*What is being asked*: If a line in the data contains "icon", copy it out.

Excerpts from an interface dataset:
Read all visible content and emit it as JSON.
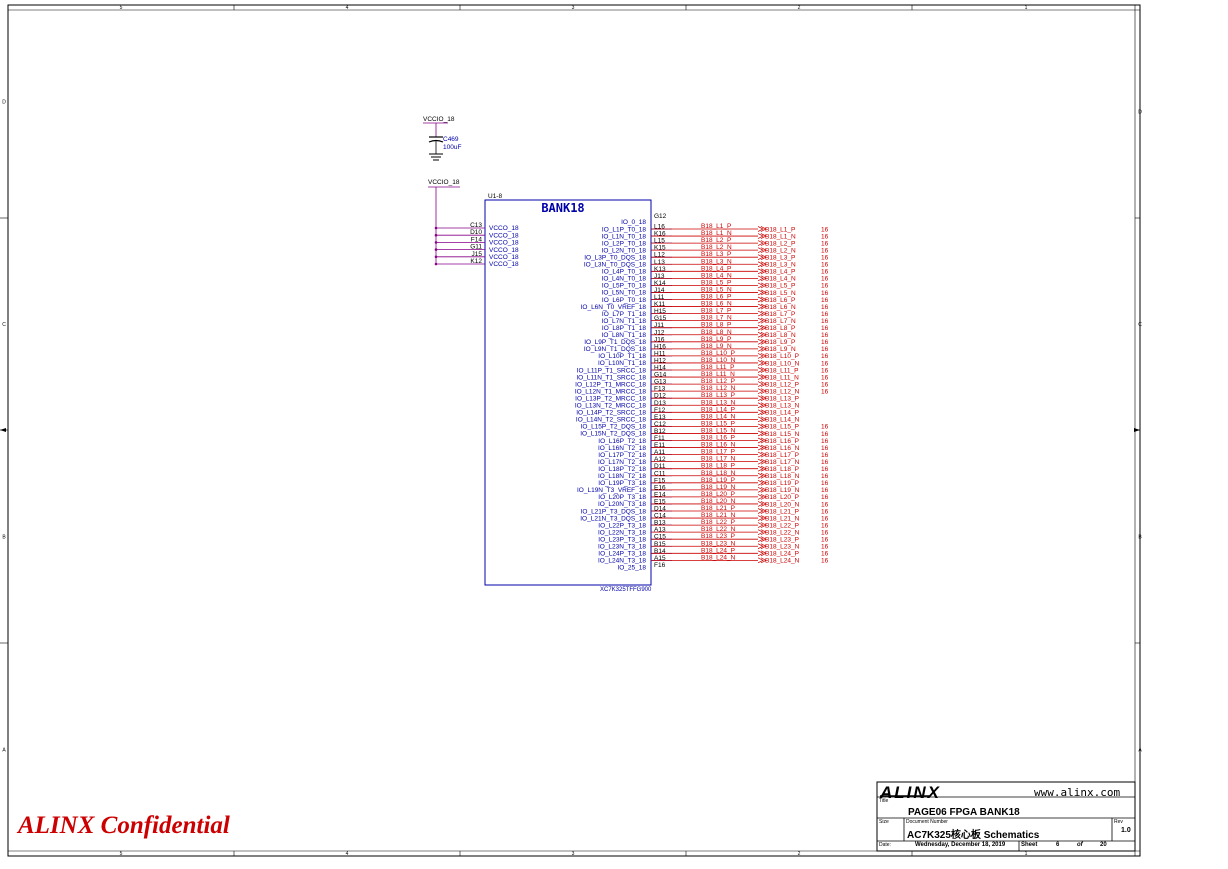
{
  "frame": {
    "top_zones": [
      "5",
      "4",
      "3",
      "2",
      "1"
    ],
    "bottom_zones": [
      "5",
      "4",
      "3",
      "2",
      "1"
    ],
    "left_zones": [
      "D",
      "C",
      "B",
      "A"
    ],
    "right_zones": [
      "D",
      "C",
      "B",
      "A"
    ]
  },
  "capacitor": {
    "net": "VCCIO_18",
    "ref": "C469",
    "value": "100uF"
  },
  "supply_net": "VCCIO_18",
  "chip": {
    "ref": "U1-8",
    "bank": "BANK18",
    "part": "XC7K325TFFG900",
    "pin_g12": "G12",
    "vcco_pins": [
      {
        "pin": "C13",
        "name": "VCCO_18"
      },
      {
        "pin": "D10",
        "name": "VCCO_18"
      },
      {
        "pin": "F14",
        "name": "VCCO_18"
      },
      {
        "pin": "G11",
        "name": "VCCO_18"
      },
      {
        "pin": "J15",
        "name": "VCCO_18"
      },
      {
        "pin": "K12",
        "name": "VCCO_18"
      }
    ],
    "io_pins": [
      {
        "name": "IO_0_18",
        "pin": "L16",
        "net": "B18_L1_P",
        "port": "B18_L1_P",
        "page": "16"
      },
      {
        "name": "IO_L1P_T0_18",
        "pin": "K16",
        "net": "B18_L1_N",
        "port": "B18_L1_N",
        "page": "16"
      },
      {
        "name": "IO_L1N_T0_18",
        "pin": "L15",
        "net": "B18_L2_P",
        "port": "B18_L2_P",
        "page": "16"
      },
      {
        "name": "IO_L2P_T0_18",
        "pin": "K15",
        "net": "B18_L2_N",
        "port": "B18_L2_N",
        "page": "16"
      },
      {
        "name": "IO_L2N_T0_18",
        "pin": "L12",
        "net": "B18_L3_P",
        "port": "B18_L3_P",
        "page": "16"
      },
      {
        "name": "IO_L3P_T0_DQS_18",
        "pin": "L13",
        "net": "B18_L3_N",
        "port": "B18_L3_N",
        "page": "16"
      },
      {
        "name": "IO_L3N_T0_DQS_18",
        "pin": "K13",
        "net": "B18_L4_P",
        "port": "B18_L4_P",
        "page": "16"
      },
      {
        "name": "IO_L4P_T0_18",
        "pin": "J13",
        "net": "B18_L4_N",
        "port": "B18_L4_N",
        "page": "16"
      },
      {
        "name": "IO_L4N_T0_18",
        "pin": "K14",
        "net": "B18_L5_P",
        "port": "B18_L5_P",
        "page": "16"
      },
      {
        "name": "IO_L5P_T0_18",
        "pin": "J14",
        "net": "B18_L5_N",
        "port": "B18_L5_N",
        "page": "16"
      },
      {
        "name": "IO_L5N_T0_18",
        "pin": "L11",
        "net": "B18_L6_P",
        "port": "B18_L6_P",
        "page": "16"
      },
      {
        "name": "IO_L6P_T0_18",
        "pin": "K11",
        "net": "B18_L6_N",
        "port": "B18_L6_N",
        "page": "16"
      },
      {
        "name": "IO_L6N_T0_VREF_18",
        "pin": "H15",
        "net": "B18_L7_P",
        "port": "B18_L7_P",
        "page": "16"
      },
      {
        "name": "IO_L7P_T1_18",
        "pin": "G15",
        "net": "B18_L7_N",
        "port": "B18_L7_N",
        "page": "16"
      },
      {
        "name": "IO_L7N_T1_18",
        "pin": "J11",
        "net": "B18_L8_P",
        "port": "B18_L8_P",
        "page": "16"
      },
      {
        "name": "IO_L8P_T1_18",
        "pin": "J12",
        "net": "B18_L8_N",
        "port": "B18_L8_N",
        "page": "16"
      },
      {
        "name": "IO_L8N_T1_18",
        "pin": "J16",
        "net": "B18_L9_P",
        "port": "B18_L9_P",
        "page": "16"
      },
      {
        "name": "IO_L9P_T1_DQS_18",
        "pin": "H16",
        "net": "B18_L9_N",
        "port": "B18_L9_N",
        "page": "16"
      },
      {
        "name": "IO_L9N_T1_DQS_18",
        "pin": "H11",
        "net": "B18_L10_P",
        "port": "B18_L10_P",
        "page": "16"
      },
      {
        "name": "IO_L10P_T1_18",
        "pin": "H12",
        "net": "B18_L10_N",
        "port": "B18_L10_N",
        "page": "16"
      },
      {
        "name": "IO_L10N_T1_18",
        "pin": "H14",
        "net": "B18_L11_P",
        "port": "B18_L11_P",
        "page": "16"
      },
      {
        "name": "IO_L11P_T1_SRCC_18",
        "pin": "G14",
        "net": "B18_L11_N",
        "port": "B18_L11_N",
        "page": "16"
      },
      {
        "name": "IO_L11N_T1_SRCC_18",
        "pin": "G13",
        "net": "B18_L12_P",
        "port": "B18_L12_P",
        "page": "16"
      },
      {
        "name": "IO_L12P_T1_MRCC_18",
        "pin": "F13",
        "net": "B18_L12_N",
        "port": "B18_L12_N",
        "page": "16"
      },
      {
        "name": "IO_L12N_T1_MRCC_18",
        "pin": "D12",
        "net": "B18_L13_P",
        "port": "B18_L13_P",
        "page": ""
      },
      {
        "name": "IO_L13P_T2_MRCC_18",
        "pin": "D13",
        "net": "B18_L13_N",
        "port": "B18_L13_N",
        "page": ""
      },
      {
        "name": "IO_L13N_T2_MRCC_18",
        "pin": "F12",
        "net": "B18_L14_P",
        "port": "B18_L14_P",
        "page": ""
      },
      {
        "name": "IO_L14P_T2_SRCC_18",
        "pin": "E13",
        "net": "B18_L14_N",
        "port": "B18_L14_N",
        "page": ""
      },
      {
        "name": "IO_L14N_T2_SRCC_18",
        "pin": "C12",
        "net": "B18_L15_P",
        "port": "B18_L15_P",
        "page": "16"
      },
      {
        "name": "IO_L15P_T2_DQS_18",
        "pin": "B12",
        "net": "B18_L15_N",
        "port": "B18_L15_N",
        "page": "16"
      },
      {
        "name": "IO_L15N_T2_DQS_18",
        "pin": "F11",
        "net": "B18_L16_P",
        "port": "B18_L16_P",
        "page": "16"
      },
      {
        "name": "IO_L16P_T2_18",
        "pin": "E11",
        "net": "B18_L16_N",
        "port": "B18_L16_N",
        "page": "16"
      },
      {
        "name": "IO_L16N_T2_18",
        "pin": "A11",
        "net": "B18_L17_P",
        "port": "B18_L17_P",
        "page": "16"
      },
      {
        "name": "IO_L17P_T2_18",
        "pin": "A12",
        "net": "B18_L17_N",
        "port": "B18_L17_N",
        "page": "16"
      },
      {
        "name": "IO_L17N_T2_18",
        "pin": "D11",
        "net": "B18_L18_P",
        "port": "B18_L18_P",
        "page": "16"
      },
      {
        "name": "IO_L18P_T2_18",
        "pin": "C11",
        "net": "B18_L18_N",
        "port": "B18_L18_N",
        "page": "16"
      },
      {
        "name": "IO_L18N_T2_18",
        "pin": "F15",
        "net": "B18_L19_P",
        "port": "B18_L19_P",
        "page": "16"
      },
      {
        "name": "IO_L19P_T3_18",
        "pin": "E16",
        "net": "B18_L19_N",
        "port": "B18_L19_N",
        "page": "16"
      },
      {
        "name": "IO_L19N_T3_VREF_18",
        "pin": "E14",
        "net": "B18_L20_P",
        "port": "B18_L20_P",
        "page": "16"
      },
      {
        "name": "IO_L20P_T3_18",
        "pin": "E15",
        "net": "B18_L20_N",
        "port": "B18_L20_N",
        "page": "16"
      },
      {
        "name": "IO_L20N_T3_18",
        "pin": "D14",
        "net": "B18_L21_P",
        "port": "B18_L21_P",
        "page": "16"
      },
      {
        "name": "IO_L21P_T3_DQS_18",
        "pin": "C14",
        "net": "B18_L21_N",
        "port": "B18_L21_N",
        "page": "16"
      },
      {
        "name": "IO_L21N_T3_DQS_18",
        "pin": "B13",
        "net": "B18_L22_P",
        "port": "B18_L22_P",
        "page": "16"
      },
      {
        "name": "IO_L22P_T3_18",
        "pin": "A13",
        "net": "B18_L22_N",
        "port": "B18_L22_N",
        "page": "16"
      },
      {
        "name": "IO_L22N_T3_18",
        "pin": "C15",
        "net": "B18_L23_P",
        "port": "B18_L23_P",
        "page": "16"
      },
      {
        "name": "IO_L23P_T3_18",
        "pin": "B15",
        "net": "B18_L23_N",
        "port": "B18_L23_N",
        "page": "16"
      },
      {
        "name": "IO_L23N_T3_18",
        "pin": "B14",
        "net": "B18_L24_P",
        "port": "B18_L24_P",
        "page": "16"
      },
      {
        "name": "IO_L24P_T3_18",
        "pin": "A15",
        "net": "B18_L24_N",
        "port": "B18_L24_N",
        "page": "16"
      },
      {
        "name": "IO_L24N_T3_18",
        "pin": "F16",
        "net": "",
        "port": "",
        "page": ""
      },
      {
        "name": "IO_25_18",
        "pin": "",
        "net": "",
        "port": "",
        "page": ""
      }
    ]
  },
  "confidential": "ALINX Confidential",
  "title_block": {
    "logo": "ALINX",
    "url": "www.alinx.com",
    "title_label": "Title",
    "title": "PAGE06 FPGA BANK18",
    "size_label": "Size",
    "docnum_label": "Document Number",
    "docnum": "AC7K325核心板 Schematics",
    "rev_label": "Rev",
    "rev": "1.0",
    "date_label": "Date:",
    "date": "Wednesday, December 18, 2019",
    "sheet_label": "Sheet",
    "sheet": "6",
    "of_label": "of",
    "total": "20"
  },
  "colors": {
    "wire": "#cc0000",
    "symbol": "#0000aa",
    "power": "#880088",
    "text": "#000000",
    "blue_text": "#0000aa"
  }
}
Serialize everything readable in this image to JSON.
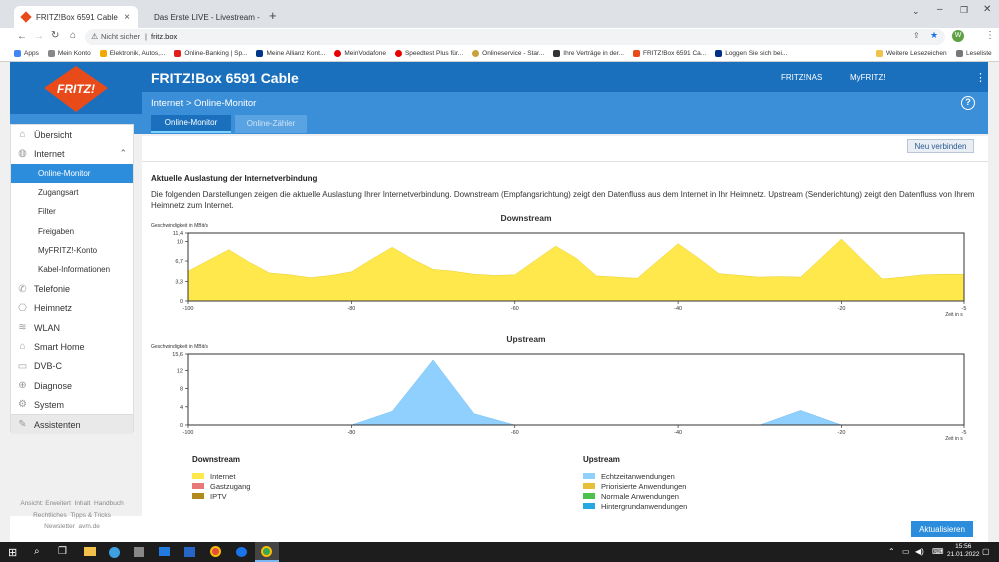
{
  "browser": {
    "tabs": [
      {
        "title": "FRITZ!Box 6591 Cable"
      },
      {
        "title": "Das Erste LIVE - Livestream -"
      }
    ],
    "address_prefix": "Nicht sicher",
    "url": "fritz.box",
    "profile_letter": "W",
    "bookmarks": [
      "Apps",
      "Mein Konto",
      "Elektronik, Autos,...",
      "Online-Banking | Sp...",
      "Meine Allianz Kont...",
      "MeinVodafone",
      "Speedtest Plus für...",
      "Onlineservice - Star...",
      "Ihre Verträge in der...",
      "FRITZ!Box 6591 Ca...",
      "Loggen Sie sich bei..."
    ],
    "bookmarks_right": [
      "Weitere Lesezeichen",
      "Leseliste"
    ]
  },
  "colors": {
    "fritz_blue": "#1a70bd",
    "fritz_light_blue": "#3b8fd8",
    "internet": "#ffe84c",
    "upstream_realtime": "#8fd0ff",
    "prioritized": "#e8c038",
    "normal": "#4cc24c",
    "background": "#26a8e0",
    "guest": "#e87878",
    "iptv": "#b08a1c"
  },
  "header": {
    "logo_text": "FRITZ!",
    "product": "FRITZ!Box 6591 Cable",
    "nav": [
      "FRITZ!NAS",
      "MyFRITZ!"
    ],
    "breadcrumb_1": "Internet",
    "breadcrumb_sep": ">",
    "breadcrumb_2": "Online-Monitor",
    "help": "?",
    "tabs": [
      "Online-Monitor",
      "Online-Zähler"
    ]
  },
  "sidebar": {
    "items": [
      {
        "label": "Übersicht",
        "icon": "home-icon"
      },
      {
        "label": "Internet",
        "icon": "globe-icon",
        "expanded": true
      },
      {
        "label": "Online-Monitor",
        "sub": true,
        "selected": true
      },
      {
        "label": "Zugangsart",
        "sub": true
      },
      {
        "label": "Filter",
        "sub": true
      },
      {
        "label": "Freigaben",
        "sub": true
      },
      {
        "label": "MyFRITZ!-Konto",
        "sub": true
      },
      {
        "label": "Kabel-Informationen",
        "sub": true
      },
      {
        "label": "Telefonie",
        "icon": "phone-icon"
      },
      {
        "label": "Heimnetz",
        "icon": "network-icon"
      },
      {
        "label": "WLAN",
        "icon": "wifi-icon"
      },
      {
        "label": "Smart Home",
        "icon": "smarthome-icon"
      },
      {
        "label": "DVB-C",
        "icon": "tv-icon"
      },
      {
        "label": "Diagnose",
        "icon": "diagnose-icon"
      },
      {
        "label": "System",
        "icon": "system-icon"
      },
      {
        "label": "Assistenten",
        "icon": "wizard-icon"
      }
    ],
    "footer_line1": [
      "Ansicht: Erweitert",
      "Inhalt",
      "Handbuch"
    ],
    "footer_line2": [
      "Rechtliches",
      "Tipps & Tricks"
    ],
    "footer_line3": [
      "Newsletter",
      "avm.de"
    ]
  },
  "content": {
    "reconnect_button": "Neu verbinden",
    "heading": "Aktuelle Auslastung der Internetverbindung",
    "description": "Die folgenden Darstellungen zeigen die aktuelle Auslastung Ihrer Internetverbindung. Downstream (Empfangsrichtung) zeigt den Datenfluss aus dem Internet in Ihr Heimnetz. Upstream (Senderichtung) zeigt den Datenfluss von Ihrem Heimnetz zum Internet.",
    "refresh_button": "Aktualisieren",
    "legend_down_title": "Downstream",
    "legend_down": [
      "Internet",
      "Gastzugang",
      "IPTV"
    ],
    "legend_up_title": "Upstream",
    "legend_up": [
      "Echtzeitanwendungen",
      "Priorisierte Anwendungen",
      "Normale Anwendungen",
      "Hintergrundanwendungen"
    ]
  },
  "chart_data": [
    {
      "type": "area",
      "title": "Downstream",
      "ylabel": "Geschwindigkeit in MBit/s",
      "xlabel": "Zeit in s",
      "ylim": [
        0,
        11.4
      ],
      "yticks": [
        "0",
        "3,3",
        "6,7",
        "10",
        "11,4"
      ],
      "xticks": [
        "-100",
        "-80",
        "-60",
        "-40",
        "-20",
        "-5"
      ],
      "xlim": [
        -100,
        -5
      ],
      "series": [
        {
          "name": "Internet",
          "x": [
            -100,
            -97.5,
            -95,
            -92.5,
            -90,
            -87.5,
            -85,
            -82.5,
            -80,
            -77.5,
            -75,
            -72.5,
            -70,
            -67.5,
            -65,
            -62.5,
            -60,
            -57.5,
            -55,
            -52.5,
            -50,
            -47.5,
            -45,
            -42.5,
            -40,
            -37.5,
            -35,
            -32.5,
            -30,
            -27.5,
            -25,
            -22.5,
            -20,
            -17.5,
            -15,
            -12.5,
            -10,
            -7.5,
            -5
          ],
          "values": [
            5.0,
            6.8,
            8.6,
            6.5,
            4.7,
            4.4,
            3.9,
            4.3,
            4.9,
            7.0,
            9.0,
            7.0,
            5.3,
            5.0,
            4.5,
            4.3,
            4.4,
            6.8,
            9.2,
            7.2,
            4.2,
            4.0,
            3.8,
            6.7,
            9.6,
            7.2,
            4.6,
            4.3,
            4.0,
            4.1,
            4.0,
            7.2,
            10.4,
            7.0,
            3.7,
            4.0,
            4.4,
            4.5,
            4.5
          ]
        }
      ]
    },
    {
      "type": "area",
      "title": "Upstream",
      "ylabel": "Geschwindigkeit in MBit/s",
      "xlabel": "Zeit in s",
      "ylim": [
        0,
        15.6
      ],
      "yticks": [
        "0",
        "4",
        "8",
        "12",
        "15,6"
      ],
      "xticks": [
        "-100",
        "-80",
        "-60",
        "-40",
        "-20",
        "-5"
      ],
      "xlim": [
        -100,
        -5
      ],
      "series": [
        {
          "name": "Echtzeitanwendungen",
          "x": [
            -100,
            -95,
            -90,
            -85,
            -80,
            -75,
            -70,
            -65,
            -60,
            -55,
            -50,
            -45,
            -40,
            -35,
            -30,
            -25,
            -20,
            -15,
            -10,
            -5
          ],
          "values": [
            0,
            0,
            0,
            0,
            0,
            3,
            14.3,
            2.5,
            0,
            0,
            0,
            0,
            0,
            0,
            0,
            3.2,
            0,
            0,
            0,
            0
          ]
        }
      ]
    }
  ]
}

*Final answer*:
        "icon": "home-icon"
        "icon": "globe-icon",
        "icon": "phone-icon"
        "icon": "network-icon"
        "icon": "wifi-icon"
        "icon": "smarthome-icon"
        "icon": "tv-icon"
        "icon": "diagnose-icon"
        "icon": "system-icon"
        "icon": "wizard-icon"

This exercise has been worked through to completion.